FM. Do you consider this a horror movie or an allegory, or both?

DH. Both. There’s that popular quote from Stephen King — “We make up horrors to help us cope with the real ones” — which sums up my thoughts behind CONVERGENCE. Given the history which inspired the film coupled with my own journey to understand the afterlife, CONVERGENCE is a personal film for me. I set out to make a supernatural thriller/horror but the further I dove in, the more I found myself challenging my personal POV. It was never my intent for it to be “preachy” but come from a place of honest thought — a consideration of one person’s perspective.

FM. What did you see in Clayne Crawford that made him right for the role of Ben?

DH. I’ve been a fan of Clayne’s for a while. I think it was BAYTOWN OUTLAWS that led me to RECTIFY — he’s so good on that show. I’m also pretty sensitive to how Southerners are conveyed on the screen. I’m not a huge fan of the “over-drawl.” Knowing that Clayne was from Alabama meant that he could pull off sounding like a normal person — not a caricature. Additionally, he would be sensitive to the material — hard not to know about fire and brimstone living in this part of the U.S. I needed to make sure that whoever played Ben could capture the history of growing up forced into church [and] ultimately removing themselves from that lifestyle as they gained independence.

I often just say I picked Clayne because he’s a die-hard Alabama football fan like me.

Drew Hall

FM. At least you’d have something to talk about between takes! What have you got coming up next?

DH. I’m actually working with CONVERGENCE producer Scott Robinson on a couple of different projects. The first is another horror/thriller called BLACK EYED KIDS, which takes its name from the urban legend.

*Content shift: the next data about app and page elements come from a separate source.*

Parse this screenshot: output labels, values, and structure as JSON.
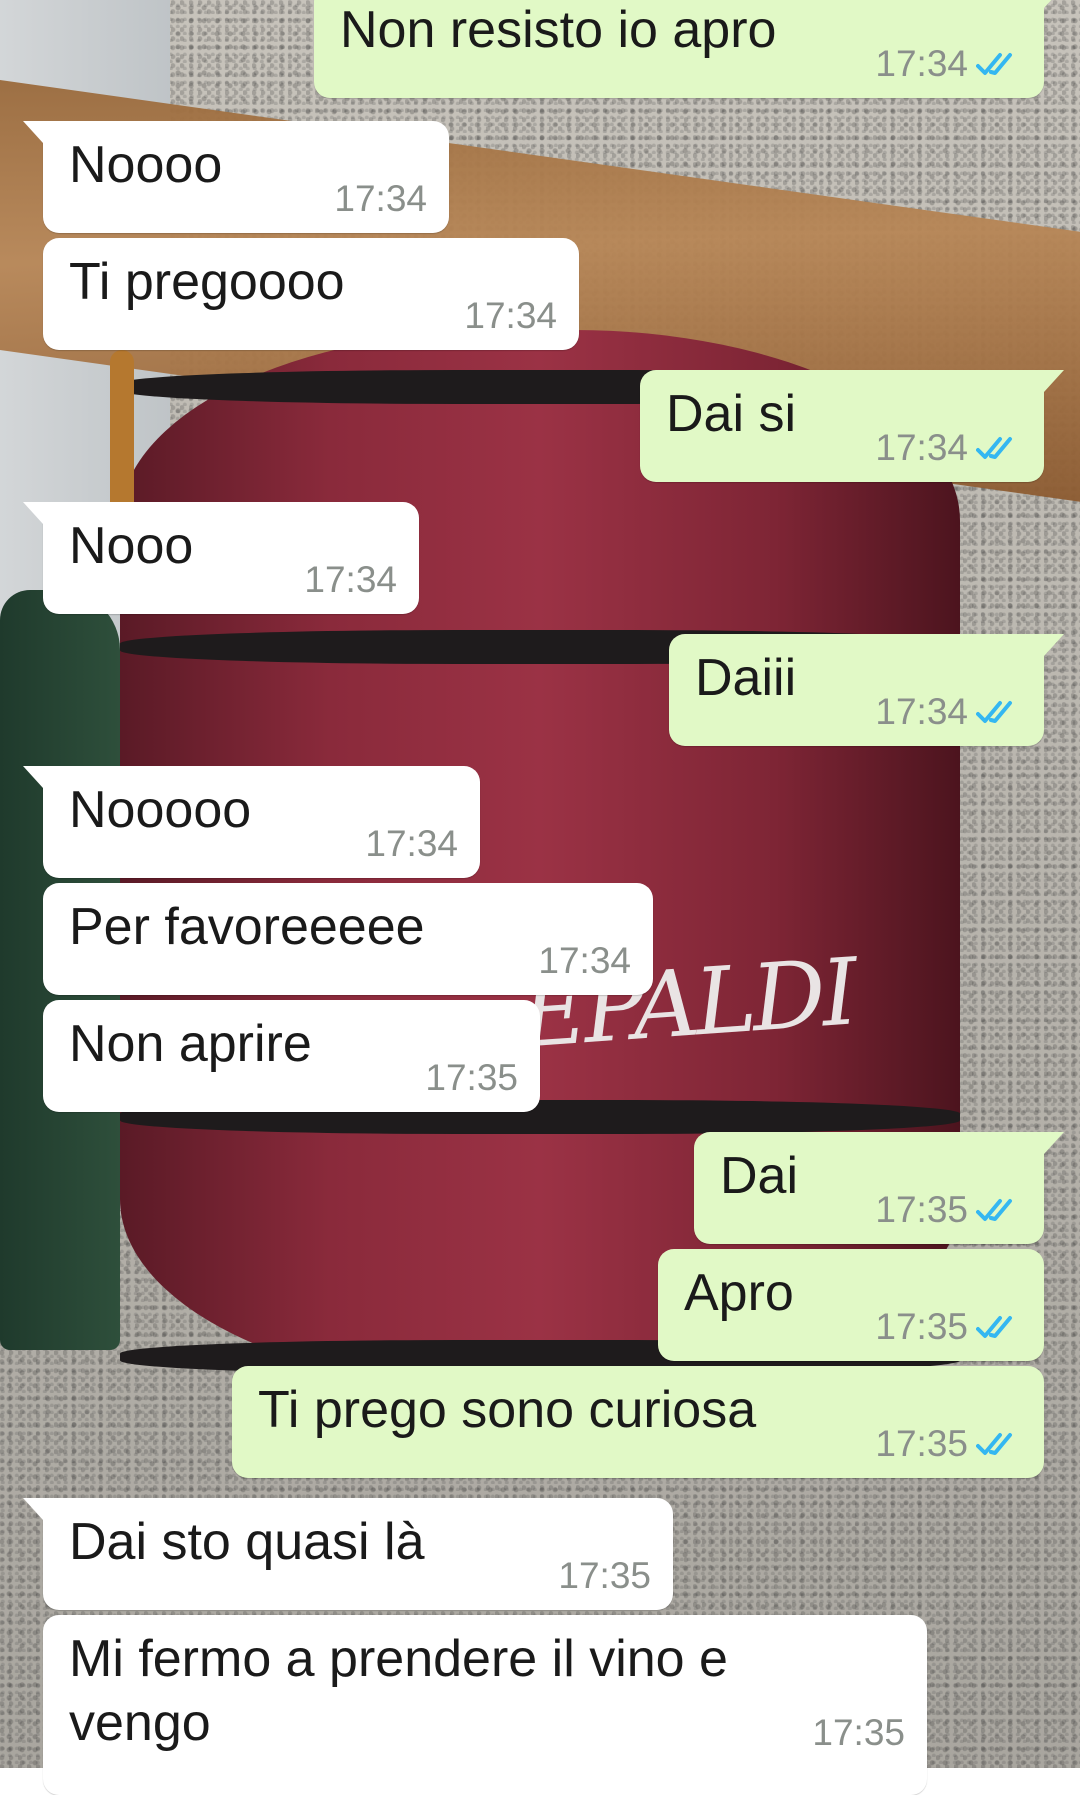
{
  "wallpaper": {
    "text": "EPALDI"
  },
  "colors": {
    "incoming_bubble": "#ffffff",
    "outgoing_bubble": "#e1f9c6",
    "read_receipt": "#34b7f1",
    "timestamp": "#8a8f8b"
  },
  "messages": [
    {
      "direction": "outgoing",
      "text": "Non resisto io apro",
      "time": "17:34",
      "status_icon": "double-check-read-icon"
    },
    {
      "direction": "incoming",
      "text": "Noooo",
      "time": "17:34"
    },
    {
      "direction": "incoming",
      "text": "Ti pregoooo",
      "time": "17:34"
    },
    {
      "direction": "outgoing",
      "text": "Dai si",
      "time": "17:34",
      "status_icon": "double-check-read-icon"
    },
    {
      "direction": "incoming",
      "text": "Nooo",
      "time": "17:34"
    },
    {
      "direction": "outgoing",
      "text": "Daiii",
      "time": "17:34",
      "status_icon": "double-check-read-icon"
    },
    {
      "direction": "incoming",
      "text": "Nooooo",
      "time": "17:34"
    },
    {
      "direction": "incoming",
      "text": "Per favoreeeee",
      "time": "17:34"
    },
    {
      "direction": "incoming",
      "text": "Non aprire",
      "time": "17:35"
    },
    {
      "direction": "outgoing",
      "text": "Dai",
      "time": "17:35",
      "status_icon": "double-check-read-icon"
    },
    {
      "direction": "outgoing",
      "text": "Apro",
      "time": "17:35",
      "status_icon": "double-check-read-icon"
    },
    {
      "direction": "outgoing",
      "text": "Ti prego sono curiosa",
      "time": "17:35",
      "status_icon": "double-check-read-icon"
    },
    {
      "direction": "incoming",
      "text": "Dai sto quasi là",
      "time": "17:35"
    },
    {
      "direction": "incoming",
      "text": "Mi fermo a prendere il vino e vengo",
      "time": "17:35"
    }
  ]
}
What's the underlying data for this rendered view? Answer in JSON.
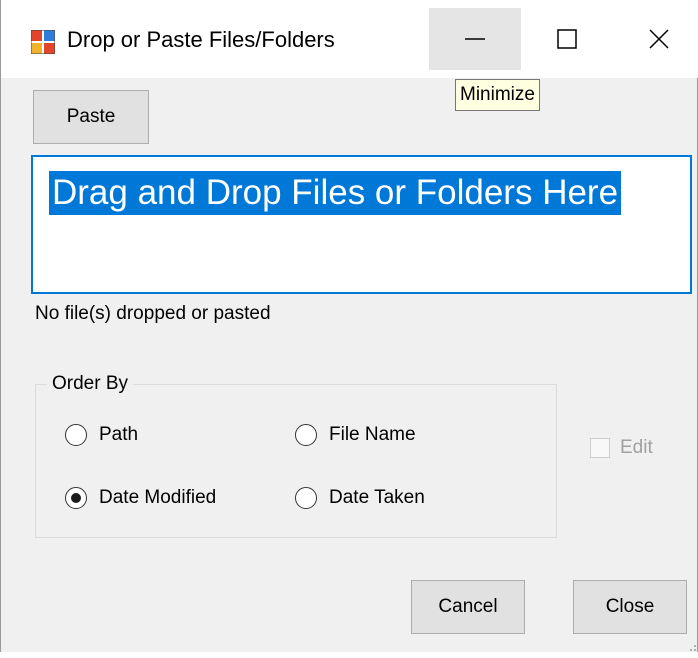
{
  "window": {
    "title": "Drop or Paste Files/Folders",
    "icon": "app-window-icon",
    "controls": {
      "minimize_icon": "minimize-icon",
      "maximize_icon": "maximize-icon",
      "close_icon": "close-icon"
    },
    "tooltip": "Minimize"
  },
  "paste_button": {
    "label": "Paste"
  },
  "drop_area": {
    "text": "Drag and Drop Files or Folders Here"
  },
  "status": {
    "text": "No file(s) dropped or pasted"
  },
  "order_by": {
    "legend": "Order By",
    "options": [
      {
        "label": "Path",
        "checked": false
      },
      {
        "label": "File Name",
        "checked": false
      },
      {
        "label": "Date Modified",
        "checked": true
      },
      {
        "label": "Date Taken",
        "checked": false
      }
    ],
    "selected": "Date Modified"
  },
  "edit_checkbox": {
    "label": "Edit",
    "checked": false,
    "enabled": false
  },
  "buttons": {
    "cancel": "Cancel",
    "close": "Close"
  },
  "colors": {
    "accent": "#0078d7",
    "window_bg": "#f0f0f0",
    "tooltip_bg": "#ffffe1",
    "button_bg": "#e1e1e1"
  }
}
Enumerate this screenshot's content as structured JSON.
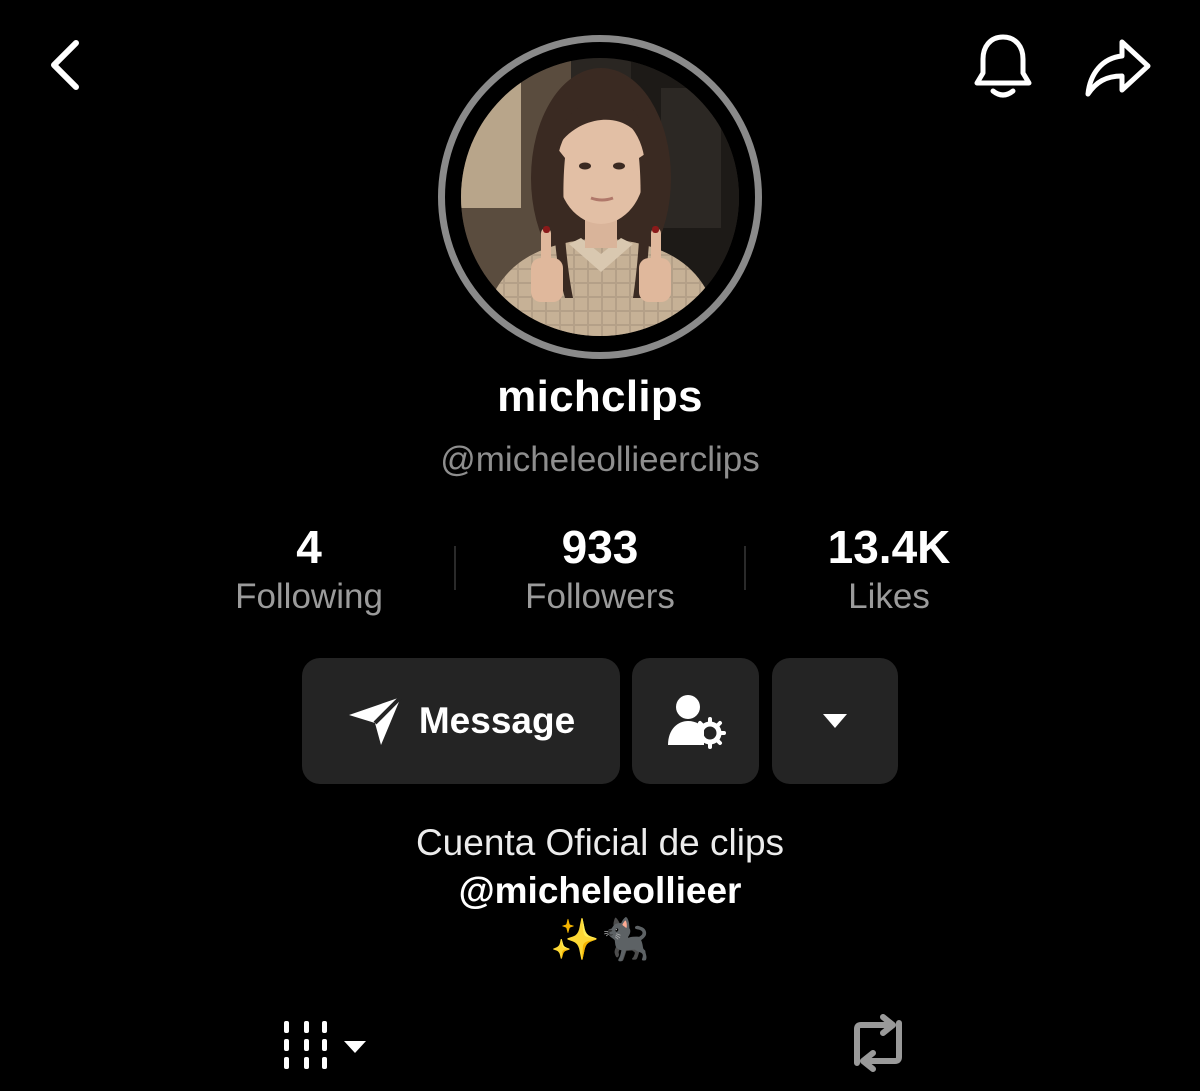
{
  "header": {
    "back_icon": "chevron-left-icon",
    "notification_icon": "bell-icon",
    "share_icon": "share-arrow-icon"
  },
  "profile": {
    "display_name": "michclips",
    "username": "@micheleollieerclips",
    "avatar": "profile-photo"
  },
  "stats": [
    {
      "value": "4",
      "label": "Following"
    },
    {
      "value": "933",
      "label": "Followers"
    },
    {
      "value": "13.4K",
      "label": "Likes"
    }
  ],
  "actions": {
    "message_label": "Message",
    "message_icon": "paper-plane-icon",
    "friends_icon": "user-settings-icon",
    "more_icon": "caret-down-icon"
  },
  "bio": {
    "line1": "Cuenta Oficial de clips",
    "line2": "@micheleollieer",
    "line3": "✨🐈‍⬛"
  },
  "tabs": {
    "videos_icon": "grid-columns-icon",
    "reposts_icon": "repost-icon"
  },
  "colors": {
    "background": "#000000",
    "button_bg": "#242424",
    "secondary_text": "#8e8e8e",
    "avatar_ring": "#8a8a8a"
  }
}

The second project is a steampunk-inspired science-fiction epic called AETHER: THE RISE OF SPECTER. You can check out a preview at AetherPrologue.com!